▶ **What to work on**: Find every line in the records below that holds the word "this" and copy it.

(Dataset rows describing interfaces)
□ □ □

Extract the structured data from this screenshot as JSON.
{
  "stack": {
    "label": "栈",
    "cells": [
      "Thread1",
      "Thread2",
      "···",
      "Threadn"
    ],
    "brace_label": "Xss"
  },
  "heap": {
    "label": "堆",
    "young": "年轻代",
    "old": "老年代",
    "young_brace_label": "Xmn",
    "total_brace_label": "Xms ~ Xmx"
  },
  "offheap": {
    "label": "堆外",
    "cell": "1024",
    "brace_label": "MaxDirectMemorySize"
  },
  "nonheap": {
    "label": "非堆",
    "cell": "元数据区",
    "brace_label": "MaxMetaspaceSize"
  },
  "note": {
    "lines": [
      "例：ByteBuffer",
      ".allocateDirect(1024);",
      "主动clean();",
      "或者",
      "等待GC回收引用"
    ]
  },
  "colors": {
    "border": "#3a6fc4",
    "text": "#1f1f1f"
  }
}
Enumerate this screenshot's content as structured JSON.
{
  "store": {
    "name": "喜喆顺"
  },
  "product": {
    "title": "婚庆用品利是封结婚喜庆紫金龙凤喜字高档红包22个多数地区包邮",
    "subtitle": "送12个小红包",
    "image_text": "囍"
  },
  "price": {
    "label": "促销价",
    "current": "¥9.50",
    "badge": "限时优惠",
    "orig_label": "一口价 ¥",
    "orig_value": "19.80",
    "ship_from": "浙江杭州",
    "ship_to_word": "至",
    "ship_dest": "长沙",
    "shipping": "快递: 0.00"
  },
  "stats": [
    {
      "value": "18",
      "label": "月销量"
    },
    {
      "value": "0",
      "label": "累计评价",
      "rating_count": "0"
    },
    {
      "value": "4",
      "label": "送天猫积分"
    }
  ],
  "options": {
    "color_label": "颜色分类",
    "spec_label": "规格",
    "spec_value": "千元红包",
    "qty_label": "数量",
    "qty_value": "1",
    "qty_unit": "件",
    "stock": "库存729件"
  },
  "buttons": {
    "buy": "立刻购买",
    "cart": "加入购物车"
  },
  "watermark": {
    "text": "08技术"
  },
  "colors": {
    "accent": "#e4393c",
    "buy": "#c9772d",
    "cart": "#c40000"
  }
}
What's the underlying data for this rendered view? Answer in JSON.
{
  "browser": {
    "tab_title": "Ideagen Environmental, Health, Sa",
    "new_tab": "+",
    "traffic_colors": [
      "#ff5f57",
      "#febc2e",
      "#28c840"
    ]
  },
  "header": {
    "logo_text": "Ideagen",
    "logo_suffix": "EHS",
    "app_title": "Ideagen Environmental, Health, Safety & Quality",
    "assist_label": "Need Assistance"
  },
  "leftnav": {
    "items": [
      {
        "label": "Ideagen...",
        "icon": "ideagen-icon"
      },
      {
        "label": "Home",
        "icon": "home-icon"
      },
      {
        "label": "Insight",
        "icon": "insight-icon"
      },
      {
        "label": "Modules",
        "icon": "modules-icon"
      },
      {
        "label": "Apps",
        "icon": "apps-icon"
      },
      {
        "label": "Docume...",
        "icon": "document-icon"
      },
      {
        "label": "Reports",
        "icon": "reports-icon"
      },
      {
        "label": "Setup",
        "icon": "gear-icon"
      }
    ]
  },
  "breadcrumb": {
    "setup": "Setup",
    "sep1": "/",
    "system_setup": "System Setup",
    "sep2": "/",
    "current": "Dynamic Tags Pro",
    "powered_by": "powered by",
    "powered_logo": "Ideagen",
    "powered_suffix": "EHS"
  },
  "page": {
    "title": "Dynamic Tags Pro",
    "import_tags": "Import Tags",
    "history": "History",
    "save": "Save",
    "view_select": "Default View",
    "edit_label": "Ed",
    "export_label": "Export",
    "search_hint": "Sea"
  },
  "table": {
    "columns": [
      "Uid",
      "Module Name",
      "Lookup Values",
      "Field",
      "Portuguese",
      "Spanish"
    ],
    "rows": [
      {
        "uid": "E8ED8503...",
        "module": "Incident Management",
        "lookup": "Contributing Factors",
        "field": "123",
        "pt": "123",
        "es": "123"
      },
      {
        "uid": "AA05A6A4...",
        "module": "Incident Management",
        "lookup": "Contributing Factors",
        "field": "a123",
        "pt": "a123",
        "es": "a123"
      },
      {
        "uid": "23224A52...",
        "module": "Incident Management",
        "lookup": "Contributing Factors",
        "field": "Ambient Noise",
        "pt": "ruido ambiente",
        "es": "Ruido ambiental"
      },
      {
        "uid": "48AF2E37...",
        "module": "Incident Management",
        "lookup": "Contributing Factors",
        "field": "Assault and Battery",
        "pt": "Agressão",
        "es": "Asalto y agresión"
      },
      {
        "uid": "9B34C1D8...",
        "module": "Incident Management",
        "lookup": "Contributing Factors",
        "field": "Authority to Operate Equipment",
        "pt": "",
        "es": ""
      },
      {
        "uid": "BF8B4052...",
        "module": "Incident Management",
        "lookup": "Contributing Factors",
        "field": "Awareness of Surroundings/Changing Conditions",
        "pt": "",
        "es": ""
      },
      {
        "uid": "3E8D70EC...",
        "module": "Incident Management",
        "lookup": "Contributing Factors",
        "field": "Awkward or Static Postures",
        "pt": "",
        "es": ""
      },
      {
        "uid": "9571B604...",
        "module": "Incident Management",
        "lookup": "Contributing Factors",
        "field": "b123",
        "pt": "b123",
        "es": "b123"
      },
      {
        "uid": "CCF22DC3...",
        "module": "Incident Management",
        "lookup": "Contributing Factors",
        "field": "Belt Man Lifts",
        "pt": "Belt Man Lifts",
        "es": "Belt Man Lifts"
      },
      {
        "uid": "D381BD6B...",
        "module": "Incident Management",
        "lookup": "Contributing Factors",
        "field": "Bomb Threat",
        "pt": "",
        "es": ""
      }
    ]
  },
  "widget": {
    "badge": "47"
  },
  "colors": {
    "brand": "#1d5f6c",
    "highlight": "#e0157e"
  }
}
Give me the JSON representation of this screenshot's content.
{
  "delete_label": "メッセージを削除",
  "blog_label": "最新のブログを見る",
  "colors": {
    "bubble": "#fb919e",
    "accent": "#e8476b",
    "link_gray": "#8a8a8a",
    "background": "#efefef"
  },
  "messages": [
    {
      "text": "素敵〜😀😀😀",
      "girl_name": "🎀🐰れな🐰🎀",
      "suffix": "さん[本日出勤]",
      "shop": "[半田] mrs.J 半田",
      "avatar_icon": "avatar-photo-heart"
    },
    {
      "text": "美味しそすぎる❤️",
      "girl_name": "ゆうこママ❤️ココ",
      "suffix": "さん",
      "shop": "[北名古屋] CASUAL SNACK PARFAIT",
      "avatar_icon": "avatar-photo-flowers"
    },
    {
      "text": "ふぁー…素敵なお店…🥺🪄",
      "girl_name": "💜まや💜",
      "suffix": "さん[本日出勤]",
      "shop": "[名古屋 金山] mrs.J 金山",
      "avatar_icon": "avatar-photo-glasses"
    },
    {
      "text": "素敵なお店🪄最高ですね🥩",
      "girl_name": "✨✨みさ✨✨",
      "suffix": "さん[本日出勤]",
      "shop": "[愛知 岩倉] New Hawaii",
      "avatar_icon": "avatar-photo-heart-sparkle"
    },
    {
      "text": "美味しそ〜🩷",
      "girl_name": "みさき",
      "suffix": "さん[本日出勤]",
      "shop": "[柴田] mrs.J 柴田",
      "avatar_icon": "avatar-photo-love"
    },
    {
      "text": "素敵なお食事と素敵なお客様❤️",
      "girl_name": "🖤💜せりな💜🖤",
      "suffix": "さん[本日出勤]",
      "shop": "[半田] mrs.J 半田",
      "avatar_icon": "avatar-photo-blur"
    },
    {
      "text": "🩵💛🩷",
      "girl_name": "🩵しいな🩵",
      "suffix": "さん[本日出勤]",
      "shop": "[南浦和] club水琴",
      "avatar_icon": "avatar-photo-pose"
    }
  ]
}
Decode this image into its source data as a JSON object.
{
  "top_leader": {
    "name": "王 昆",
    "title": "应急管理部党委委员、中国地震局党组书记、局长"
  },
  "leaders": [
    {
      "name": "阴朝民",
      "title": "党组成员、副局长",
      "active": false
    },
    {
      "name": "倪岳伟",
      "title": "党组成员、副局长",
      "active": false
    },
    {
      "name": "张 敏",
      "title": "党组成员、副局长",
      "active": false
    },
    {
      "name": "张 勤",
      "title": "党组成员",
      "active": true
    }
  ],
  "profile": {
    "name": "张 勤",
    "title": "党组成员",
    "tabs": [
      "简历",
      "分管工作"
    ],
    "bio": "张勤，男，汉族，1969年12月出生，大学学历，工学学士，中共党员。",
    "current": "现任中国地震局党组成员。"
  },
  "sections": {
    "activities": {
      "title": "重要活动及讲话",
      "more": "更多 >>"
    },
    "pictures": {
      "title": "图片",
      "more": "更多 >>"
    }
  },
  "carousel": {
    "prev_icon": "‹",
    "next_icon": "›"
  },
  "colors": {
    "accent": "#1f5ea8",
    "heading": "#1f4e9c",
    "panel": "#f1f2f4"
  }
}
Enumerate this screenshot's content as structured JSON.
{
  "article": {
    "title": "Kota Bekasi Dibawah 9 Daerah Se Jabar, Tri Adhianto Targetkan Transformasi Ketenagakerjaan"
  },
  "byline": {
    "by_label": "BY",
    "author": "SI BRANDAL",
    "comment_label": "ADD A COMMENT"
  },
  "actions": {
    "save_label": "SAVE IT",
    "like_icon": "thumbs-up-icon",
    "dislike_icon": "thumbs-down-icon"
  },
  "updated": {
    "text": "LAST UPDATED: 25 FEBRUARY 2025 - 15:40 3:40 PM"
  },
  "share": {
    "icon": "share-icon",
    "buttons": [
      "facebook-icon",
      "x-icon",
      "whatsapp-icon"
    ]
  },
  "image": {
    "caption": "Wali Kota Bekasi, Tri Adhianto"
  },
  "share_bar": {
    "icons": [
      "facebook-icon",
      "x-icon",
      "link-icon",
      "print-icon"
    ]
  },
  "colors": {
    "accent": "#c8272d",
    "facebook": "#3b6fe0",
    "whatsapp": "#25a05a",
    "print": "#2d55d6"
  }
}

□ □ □

▶ **Written answer**:
Extract the structured data from this screenshot as JSON.
Enumerate this screenshot's content as structured JSON.
What's the underlying data for this rendered view? Answer in JSON.
Give me the JSON representation of this screenshot's content.
Decode this image into its source data as a JSON object.
Enumerate this screenshot's content as structured JSON.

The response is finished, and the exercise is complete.